Source data
◇ ◇ ◇ ◇
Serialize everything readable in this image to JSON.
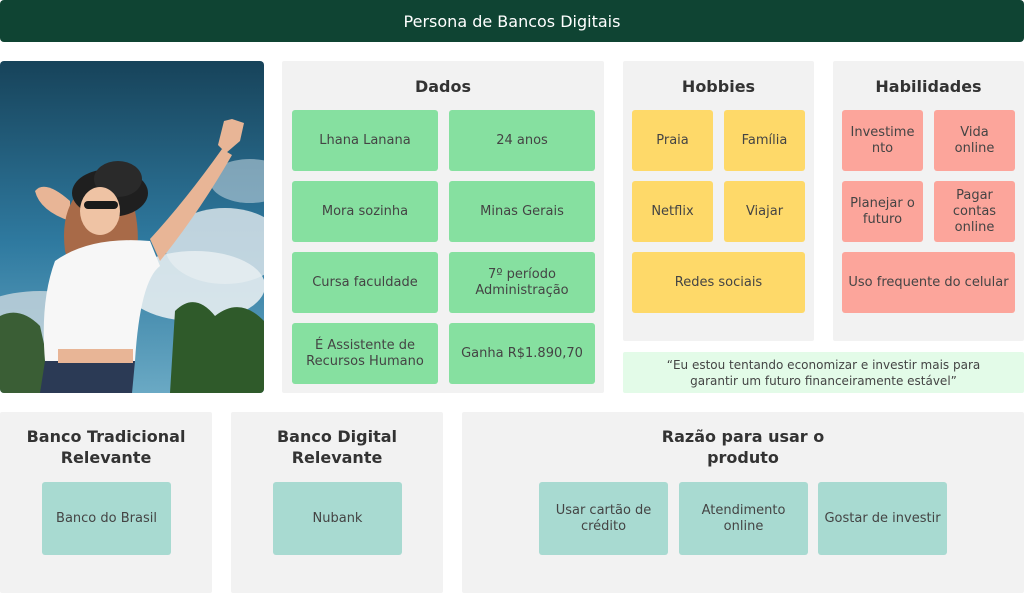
{
  "header": {
    "title": "Persona de Bancos Digitais"
  },
  "photo": {
    "subject": "woman-arms-raised-photo"
  },
  "dados": {
    "title": "Dados",
    "items": [
      "Lhana Lanana",
      "24 anos",
      "Mora sozinha",
      "Minas Gerais",
      "Cursa faculdade",
      "7º período Administração",
      "É Assistente de Recursos Humano",
      "Ganha R$1.890,70"
    ]
  },
  "hobbies": {
    "title": "Hobbies",
    "items": [
      "Praia",
      "Família",
      "Netflix",
      "Viajar",
      "Redes sociais"
    ]
  },
  "habilidades": {
    "title": "Habilidades",
    "items": [
      "Investime nto",
      "Vida online",
      "Planejar o futuro",
      "Pagar contas online",
      "Uso frequente do celular"
    ]
  },
  "quote": {
    "text": "“Eu estou tentando economizar e investir mais para\ngarantir um futuro financeiramente estável”"
  },
  "banco_tradicional": {
    "title": "Banco Tradicional Relevante",
    "item": "Banco do Brasil"
  },
  "banco_digital": {
    "title": "Banco Digital Relevante",
    "item": "Nubank"
  },
  "razao": {
    "title": "Razão para usar o produto",
    "items": [
      "Usar cartão de crédito",
      "Atendimento online",
      "Gostar de investir"
    ]
  },
  "colors": {
    "header": "#0f4433",
    "panel": "#f2f2f2",
    "green": "#86e0a0",
    "yellow": "#fed969",
    "red": "#fca59b",
    "teal": "#a8dad1",
    "quote_bg": "#e3fbe8"
  }
}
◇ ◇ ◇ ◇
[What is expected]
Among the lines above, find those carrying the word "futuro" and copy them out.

[Exercise result]
      "Planejar o futuro",
    "text": "“Eu estou tentando economizar e investir mais para\ngarantir um futuro financeiramente estável”"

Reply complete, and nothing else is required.